You led the internationalization of Publicis Groupe in the 1990s. What's the significance of this new development?
Marcel Bleustein-Blanchet made the first European moves in the 1970s. I was named CEO and chairman of the Management Board in November 1987. At the time, we were making about 70 percent of our revenues in France and the remaining 30 percent in Europe. I committed myself to expanding Publicis in order to face the challenge of globalization and begin competing with the big global groups, most of whom were American.
Since then the development of emerging countries and their spectacular growth have radically transformed the market, which is far more global now and more complex. China has become the third largest marketplace worldwide, after the U.S. and Japan, although in the 1980s there was absolutely no advertising in China. The first time I went there, the only ads I could see were state propaganda. At that time, Brazil was the 20th largest marketplace worldwide; now it's the sixth. Moreover, the development of Internet and digital communication has transformed people's lives and changed all kinds of economic models -- including for ad agencies and the media.
Our merger is motivated to serve our client better, with new capabilities. By uniting the operations of Omnicom and Publicis, we will also create a very rich group that is capable of investing in new technologies and their talents. It is absolutely not a move against the big Internet groups, but instead will provide opportunities to innovate on a collaborative and individual basis.

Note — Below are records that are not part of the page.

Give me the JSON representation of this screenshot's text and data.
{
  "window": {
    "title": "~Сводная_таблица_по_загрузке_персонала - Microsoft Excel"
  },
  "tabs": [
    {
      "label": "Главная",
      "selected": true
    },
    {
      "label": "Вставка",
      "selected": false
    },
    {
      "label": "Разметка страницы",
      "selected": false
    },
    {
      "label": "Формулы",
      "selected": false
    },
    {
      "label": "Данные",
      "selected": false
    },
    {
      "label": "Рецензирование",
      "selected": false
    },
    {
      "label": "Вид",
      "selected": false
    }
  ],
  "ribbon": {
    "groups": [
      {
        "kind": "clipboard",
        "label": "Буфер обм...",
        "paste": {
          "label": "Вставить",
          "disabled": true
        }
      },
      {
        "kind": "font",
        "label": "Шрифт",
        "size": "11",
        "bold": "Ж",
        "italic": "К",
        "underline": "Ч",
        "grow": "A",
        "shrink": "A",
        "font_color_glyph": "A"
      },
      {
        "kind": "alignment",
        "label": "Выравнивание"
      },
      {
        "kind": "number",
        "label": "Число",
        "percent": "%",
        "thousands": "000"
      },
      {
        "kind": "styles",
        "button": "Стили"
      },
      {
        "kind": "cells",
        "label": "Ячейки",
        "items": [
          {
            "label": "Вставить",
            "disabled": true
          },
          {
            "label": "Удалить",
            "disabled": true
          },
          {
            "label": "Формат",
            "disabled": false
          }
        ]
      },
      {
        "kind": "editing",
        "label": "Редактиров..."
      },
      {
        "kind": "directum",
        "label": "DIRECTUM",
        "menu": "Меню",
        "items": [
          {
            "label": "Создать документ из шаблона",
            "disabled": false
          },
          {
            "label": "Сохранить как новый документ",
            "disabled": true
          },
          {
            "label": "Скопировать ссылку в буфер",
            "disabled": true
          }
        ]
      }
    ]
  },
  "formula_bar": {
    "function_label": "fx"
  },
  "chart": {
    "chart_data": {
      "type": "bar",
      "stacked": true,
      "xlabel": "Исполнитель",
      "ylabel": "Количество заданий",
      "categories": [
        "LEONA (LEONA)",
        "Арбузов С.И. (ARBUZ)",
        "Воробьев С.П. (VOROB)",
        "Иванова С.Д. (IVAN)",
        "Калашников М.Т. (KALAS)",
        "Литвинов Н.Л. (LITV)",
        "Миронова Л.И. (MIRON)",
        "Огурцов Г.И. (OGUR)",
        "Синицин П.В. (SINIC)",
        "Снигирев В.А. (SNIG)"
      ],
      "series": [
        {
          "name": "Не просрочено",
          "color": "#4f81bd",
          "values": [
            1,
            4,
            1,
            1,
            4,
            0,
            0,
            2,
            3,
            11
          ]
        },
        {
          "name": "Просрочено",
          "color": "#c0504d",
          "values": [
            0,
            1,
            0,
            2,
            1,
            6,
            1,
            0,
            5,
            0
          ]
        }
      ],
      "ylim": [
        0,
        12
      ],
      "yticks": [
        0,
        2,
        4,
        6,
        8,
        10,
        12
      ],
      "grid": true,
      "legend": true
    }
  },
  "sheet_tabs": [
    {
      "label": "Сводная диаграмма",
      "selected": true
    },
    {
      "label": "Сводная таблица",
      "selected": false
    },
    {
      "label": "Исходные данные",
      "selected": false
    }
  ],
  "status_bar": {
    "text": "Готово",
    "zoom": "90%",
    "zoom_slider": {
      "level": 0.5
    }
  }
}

In September 2002, we made an acquisition that enabled us to almost double in size [Editor's note: BCom3, a 3.42 billion euro operation, backed by a strategic agreement with Dentsu, Japan's largest advertiser, which held 15 percent of the capital of the new group]. This was a difficult acquisition, but at the time we didn't have the same kind of experience or the same means that we have today. And we integrated it remarkably well.
Publicis is a more centralized group than Omnicom. Are the two groups' corporate cultures too different for this to work?
We need to look at two things here: company values and corporate culture. Our values are totally comparable. Both our groups are based on identical human principles. We share the same respect for individuals, for cultures, for diversity, as well as irreproachable ethics and similar emphasis on decent treatment for our team workers and suppliers.
There are some differences in terms of corporate culture. They are American, we are French. They're attached to their roots, and so are we, but today, already, 48 percent of our revenue stems from the United States.
The Deutsche Bank estimates that it will take at least two or three years before the new entity will be fully integrated.
In my opinion it will be shorter. We're only merging the holding company, not our respective networks.
Is the group planning acquisitions?
We have a few small acquisitions in the pipe, and we'll complete them. We may have some medium-sized acquisitions for specific products or countries, but there are no major projects.
This article has been translated from French and originally appeared on HuffPost France.